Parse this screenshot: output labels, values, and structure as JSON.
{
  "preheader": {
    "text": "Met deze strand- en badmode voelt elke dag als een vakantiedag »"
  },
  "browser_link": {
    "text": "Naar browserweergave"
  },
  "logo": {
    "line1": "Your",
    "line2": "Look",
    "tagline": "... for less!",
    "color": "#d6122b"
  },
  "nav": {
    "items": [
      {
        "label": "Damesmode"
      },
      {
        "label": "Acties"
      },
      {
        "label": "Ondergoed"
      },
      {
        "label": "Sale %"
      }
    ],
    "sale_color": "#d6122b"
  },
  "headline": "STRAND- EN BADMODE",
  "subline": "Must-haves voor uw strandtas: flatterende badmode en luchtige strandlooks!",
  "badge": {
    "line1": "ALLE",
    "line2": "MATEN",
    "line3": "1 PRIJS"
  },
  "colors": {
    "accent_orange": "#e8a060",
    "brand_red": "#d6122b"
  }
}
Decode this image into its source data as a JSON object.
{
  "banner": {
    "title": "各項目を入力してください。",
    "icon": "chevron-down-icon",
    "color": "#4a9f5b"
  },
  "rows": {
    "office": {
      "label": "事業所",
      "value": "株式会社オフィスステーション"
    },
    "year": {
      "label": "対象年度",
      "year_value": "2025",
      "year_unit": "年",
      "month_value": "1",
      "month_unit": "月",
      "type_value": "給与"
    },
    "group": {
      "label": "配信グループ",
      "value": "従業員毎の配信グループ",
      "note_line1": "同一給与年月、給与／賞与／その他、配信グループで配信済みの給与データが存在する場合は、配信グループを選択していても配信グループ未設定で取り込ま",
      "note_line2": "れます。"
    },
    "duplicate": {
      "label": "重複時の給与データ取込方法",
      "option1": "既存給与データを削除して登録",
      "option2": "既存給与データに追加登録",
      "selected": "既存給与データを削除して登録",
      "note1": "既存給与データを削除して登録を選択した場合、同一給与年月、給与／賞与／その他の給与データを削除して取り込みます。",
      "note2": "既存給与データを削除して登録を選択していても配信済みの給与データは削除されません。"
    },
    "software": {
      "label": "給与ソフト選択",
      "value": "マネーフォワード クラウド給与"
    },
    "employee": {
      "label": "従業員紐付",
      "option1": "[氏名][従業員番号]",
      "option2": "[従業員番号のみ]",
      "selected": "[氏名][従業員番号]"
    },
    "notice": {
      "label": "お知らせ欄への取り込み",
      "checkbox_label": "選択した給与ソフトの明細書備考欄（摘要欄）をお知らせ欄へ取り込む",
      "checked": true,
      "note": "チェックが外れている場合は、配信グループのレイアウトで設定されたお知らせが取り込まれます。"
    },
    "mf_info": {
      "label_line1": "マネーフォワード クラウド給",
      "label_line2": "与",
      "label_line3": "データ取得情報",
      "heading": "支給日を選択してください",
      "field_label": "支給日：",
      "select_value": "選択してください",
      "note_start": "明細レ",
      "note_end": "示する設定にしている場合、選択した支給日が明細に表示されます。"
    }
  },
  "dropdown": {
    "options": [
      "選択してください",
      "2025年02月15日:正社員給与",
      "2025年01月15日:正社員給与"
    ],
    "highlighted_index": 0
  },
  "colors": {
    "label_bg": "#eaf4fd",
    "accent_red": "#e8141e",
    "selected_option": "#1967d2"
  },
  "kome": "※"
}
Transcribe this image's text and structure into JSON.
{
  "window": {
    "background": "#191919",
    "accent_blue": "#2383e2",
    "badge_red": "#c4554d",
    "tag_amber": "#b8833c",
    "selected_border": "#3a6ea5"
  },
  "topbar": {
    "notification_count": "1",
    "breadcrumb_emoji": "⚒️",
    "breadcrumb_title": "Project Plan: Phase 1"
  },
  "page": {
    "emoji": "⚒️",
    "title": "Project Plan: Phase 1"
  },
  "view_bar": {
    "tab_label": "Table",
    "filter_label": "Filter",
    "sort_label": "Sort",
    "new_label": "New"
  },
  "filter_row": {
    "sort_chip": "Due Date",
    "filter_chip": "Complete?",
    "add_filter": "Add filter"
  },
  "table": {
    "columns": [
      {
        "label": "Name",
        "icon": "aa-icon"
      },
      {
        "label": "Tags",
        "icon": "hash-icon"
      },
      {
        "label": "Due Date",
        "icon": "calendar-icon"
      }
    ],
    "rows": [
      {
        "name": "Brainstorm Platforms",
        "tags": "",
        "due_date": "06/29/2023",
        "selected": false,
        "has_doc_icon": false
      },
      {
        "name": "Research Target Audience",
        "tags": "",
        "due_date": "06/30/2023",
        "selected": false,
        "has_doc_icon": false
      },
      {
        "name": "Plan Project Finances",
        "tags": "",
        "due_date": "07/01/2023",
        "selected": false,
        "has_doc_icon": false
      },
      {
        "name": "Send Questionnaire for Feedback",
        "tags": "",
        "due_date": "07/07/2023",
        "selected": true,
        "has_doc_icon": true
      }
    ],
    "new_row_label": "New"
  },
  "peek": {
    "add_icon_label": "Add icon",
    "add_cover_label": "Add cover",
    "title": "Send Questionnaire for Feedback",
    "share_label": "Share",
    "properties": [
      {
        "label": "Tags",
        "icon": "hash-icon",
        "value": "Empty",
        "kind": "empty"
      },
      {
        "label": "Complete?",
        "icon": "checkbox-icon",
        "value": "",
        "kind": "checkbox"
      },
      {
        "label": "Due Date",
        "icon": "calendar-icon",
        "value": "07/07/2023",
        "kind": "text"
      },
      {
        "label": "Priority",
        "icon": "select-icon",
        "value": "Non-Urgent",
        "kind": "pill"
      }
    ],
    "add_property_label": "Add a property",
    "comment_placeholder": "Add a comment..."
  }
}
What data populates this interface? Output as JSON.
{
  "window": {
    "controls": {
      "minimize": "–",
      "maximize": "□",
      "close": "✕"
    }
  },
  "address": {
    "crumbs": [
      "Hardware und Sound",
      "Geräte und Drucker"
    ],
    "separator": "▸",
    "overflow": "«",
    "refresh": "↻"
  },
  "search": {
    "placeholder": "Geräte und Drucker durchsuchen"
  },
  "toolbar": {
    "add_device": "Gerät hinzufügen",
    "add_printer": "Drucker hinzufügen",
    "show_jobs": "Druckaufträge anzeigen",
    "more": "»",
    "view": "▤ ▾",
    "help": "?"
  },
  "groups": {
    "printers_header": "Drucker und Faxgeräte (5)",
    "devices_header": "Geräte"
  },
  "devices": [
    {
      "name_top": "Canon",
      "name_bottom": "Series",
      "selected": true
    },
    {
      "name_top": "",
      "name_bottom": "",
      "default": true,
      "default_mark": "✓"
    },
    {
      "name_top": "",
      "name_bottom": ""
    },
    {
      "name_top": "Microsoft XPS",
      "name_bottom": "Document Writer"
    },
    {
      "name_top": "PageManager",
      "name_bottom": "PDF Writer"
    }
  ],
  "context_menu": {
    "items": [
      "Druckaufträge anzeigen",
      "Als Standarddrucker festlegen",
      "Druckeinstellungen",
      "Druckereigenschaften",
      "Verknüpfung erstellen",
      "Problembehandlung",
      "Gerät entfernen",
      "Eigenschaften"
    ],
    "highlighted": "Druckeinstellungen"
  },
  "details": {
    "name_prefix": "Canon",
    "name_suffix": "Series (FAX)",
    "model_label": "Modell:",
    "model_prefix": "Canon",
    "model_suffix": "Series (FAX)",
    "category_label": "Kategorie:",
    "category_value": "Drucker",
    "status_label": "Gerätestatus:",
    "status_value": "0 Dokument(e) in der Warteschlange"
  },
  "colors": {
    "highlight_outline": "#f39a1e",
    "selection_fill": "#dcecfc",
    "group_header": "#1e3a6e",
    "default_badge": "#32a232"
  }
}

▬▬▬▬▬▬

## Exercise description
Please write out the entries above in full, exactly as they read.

## Task solution
Parse this screenshot: output labels, values, and structure as JSON.
{
  "preheader": {
    "text": "Met deze strand- en badmode voelt elke dag als een vakantiedag »"
  },
  "browser_link": {
    "text": "Naar browserweergave"
  },
  "logo": {
    "line1": "Your",
    "line2": "Look",
    "tagline": "... for less!",
    "color": "#d6122b"
  },
  "nav": {
    "items": [
      {
        "label": "Damesmode"
      },
      {
        "label": "Acties"
      },
      {
        "label": "Ondergoed"
      },
      {
        "label": "Sale %"
      }
    ],
    "sale_color": "#d6122b"
  },
  "headline": "STRAND- EN BADMODE",
  "subline": "Must-haves voor uw strandtas: flatterende badmode en luchtige strandlooks!",
  "badge": {
    "line1": "ALLE",
    "line2": "MATEN",
    "line3": "1 PRIJS"
  },
  "colors": {
    "accent_orange": "#e8a060",
    "brand_red": "#d6122b"
  }
}
Decode this image into its source data as a JSON object.
{
  "banner": {
    "title": "各項目を入力してください。",
    "icon": "chevron-down-icon",
    "color": "#4a9f5b"
  },
  "rows": {
    "office": {
      "label": "事業所",
      "value": "株式会社オフィスステーション"
    },
    "year": {
      "label": "対象年度",
      "year_value": "2025",
      "year_unit": "年",
      "month_value": "1",
      "month_unit": "月",
      "type_value": "給与"
    },
    "group": {
      "label": "配信グループ",
      "value": "従業員毎の配信グループ",
      "note_line1": "同一給与年月、給与／賞与／その他、配信グループで配信済みの給与データが存在する場合は、配信グループを選択していても配信グループ未設定で取り込ま",
      "note_line2": "れます。"
    },
    "duplicate": {
      "label": "重複時の給与データ取込方法",
      "option1": "既存給与データを削除して登録",
      "option2": "既存給与データに追加登録",
      "selected": "既存給与データを削除して登録",
      "note1": "既存給与データを削除して登録を選択した場合、同一給与年月、給与／賞与／その他の給与データを削除して取り込みます。",
      "note2": "既存給与データを削除して登録を選択していても配信済みの給与データは削除されません。"
    },
    "software": {
      "label": "給与ソフト選択",
      "value": "マネーフォワード クラウド給与"
    },
    "employee": {
      "label": "従業員紐付",
      "option1": "[氏名][従業員番号]",
      "option2": "[従業員番号のみ]",
      "selected": "[氏名][従業員番号]"
    },
    "notice": {
      "label": "お知らせ欄への取り込み",
      "checkbox_label": "選択した給与ソフトの明細書備考欄（摘要欄）をお知らせ欄へ取り込む",
      "checked": true,
      "note": "チェックが外れている場合は、配信グループのレイアウトで設定されたお知らせが取り込まれます。"
    },
    "mf_info": {
      "label_line1": "マネーフォワード クラウド給",
      "label_line2": "与",
      "label_line3": "データ取得情報",
      "heading": "支給日を選択してください",
      "field_label": "支給日：",
      "select_value": "選択してください",
      "note_start": "明細レ",
      "note_end": "示する設定にしている場合、選択した支給日が明細に表示されます。"
    }
  },
  "dropdown": {
    "options": [
      "選択してください",
      "2025年02月15日:正社員給与",
      "2025年01月15日:正社員給与"
    ],
    "highlighted_index": 0
  },
  "colors": {
    "label_bg": "#eaf4fd",
    "accent_red": "#e8141e",
    "selected_option": "#1967d2"
  },
  "kome": "※"
}
Transcribe this image's text and structure into JSON.
{
  "window": {
    "background": "#191919",
    "accent_blue": "#2383e2",
    "badge_red": "#c4554d",
    "tag_amber": "#b8833c",
    "selected_border": "#3a6ea5"
  },
  "topbar": {
    "notification_count": "1",
    "breadcrumb_emoji": "⚒️",
    "breadcrumb_title": "Project Plan: Phase 1"
  },
  "page": {
    "emoji": "⚒️",
    "title": "Project Plan: Phase 1"
  },
  "view_bar": {
    "tab_label": "Table",
    "filter_label": "Filter",
    "sort_label": "Sort",
    "new_label": "New"
  },
  "filter_row": {
    "sort_chip": "Due Date",
    "filter_chip": "Complete?",
    "add_filter": "Add filter"
  },
  "table": {
    "columns": [
      {
        "label": "Name",
        "icon": "aa-icon"
      },
      {
        "label": "Tags",
        "icon": "hash-icon"
      },
      {
        "label": "Due Date",
        "icon": "calendar-icon"
      }
    ],
    "rows": [
      {
        "name": "Brainstorm Platforms",
        "tags": "",
        "due_date": "06/29/2023",
        "selected": false,
        "has_doc_icon": false
      },
      {
        "name": "Research Target Audience",
        "tags": "",
        "due_date": "06/30/2023",
        "selected": false,
        "has_doc_icon": false
      },
      {
        "name": "Plan Project Finances",
        "tags": "",
        "due_date": "07/01/2023",
        "selected": false,
        "has_doc_icon": false
      },
      {
        "name": "Send Questionnaire for Feedback",
        "tags": "",
        "due_date": "07/07/2023",
        "selected": true,
        "has_doc_icon": true
      }
    ],
    "new_row_label": "New"
  },
  "peek": {
    "add_icon_label": "Add icon",
    "add_cover_label": "Add cover",
    "title": "Send Questionnaire for Feedback",
    "share_label": "Share",
    "properties": [
      {
        "label": "Tags",
        "icon": "hash-icon",
        "value": "Empty",
        "kind": "empty"
      },
      {
        "label": "Complete?",
        "icon": "checkbox-icon",
        "value": "",
        "kind": "checkbox"
      },
      {
        "label": "Due Date",
        "icon": "calendar-icon",
        "value": "07/07/2023",
        "kind": "text"
      },
      {
        "label": "Priority",
        "icon": "select-icon",
        "value": "Non-Urgent",
        "kind": "pill"
      }
    ],
    "add_property_label": "Add a property",
    "comment_placeholder": "Add a comment..."
  }
}
What data populates this interface? Output as JSON.
{
  "window": {
    "controls": {
      "minimize": "–",
      "maximize": "□",
      "close": "✕"
    }
  },
  "address": {
    "crumbs": [
      "Hardware und Sound",
      "Geräte und Drucker"
    ],
    "separator": "▸",
    "overflow": "«",
    "refresh": "↻"
  },
  "search": {
    "placeholder": "Geräte und Drucker durchsuchen"
  },
  "toolbar": {
    "add_device": "Gerät hinzufügen",
    "add_printer": "Drucker hinzufügen",
    "show_jobs": "Druckaufträge anzeigen",
    "more": "»",
    "view": "▤ ▾",
    "help": "?"
  },
  "groups": {
    "printers_header": "Drucker und Faxgeräte (5)",
    "devices_header": "Geräte"
  },
  "devices": [
    {
      "name_top": "Canon",
      "name_bottom": "Series",
      "selected": true
    },
    {
      "name_top": "",
      "name_bottom": "",
      "default": true,
      "default_mark": "✓"
    },
    {
      "name_top": "",
      "name_bottom": ""
    },
    {
      "name_top": "Microsoft XPS",
      "name_bottom": "Document Writer"
    },
    {
      "name_top": "PageManager",
      "name_bottom": "PDF Writer"
    }
  ],
  "context_menu": {
    "items": [
      "Druckaufträge anzeigen",
      "Als Standarddrucker festlegen",
      "Druckeinstellungen",
      "Druckereigenschaften",
      "Verknüpfung erstellen",
      "Problembehandlung",
      "Gerät entfernen",
      "Eigenschaften"
    ],
    "highlighted": "Druckeinstellungen"
  },
  "details": {
    "name_prefix": "Canon",
    "name_suffix": "Series (FAX)",
    "model_label": "Modell:",
    "model_prefix": "Canon",
    "model_suffix": "Series (FAX)",
    "category_label": "Kategorie:",
    "category_value": "Drucker",
    "status_label": "Gerätestatus:",
    "status_value": "0 Dokument(e) in der Warteschlange"
  },
  "colors": {
    "highlight_outline": "#f39a1e",
    "selection_fill": "#dcecfc",
    "group_header": "#1e3a6e",
    "default_badge": "#32a232"
  }
}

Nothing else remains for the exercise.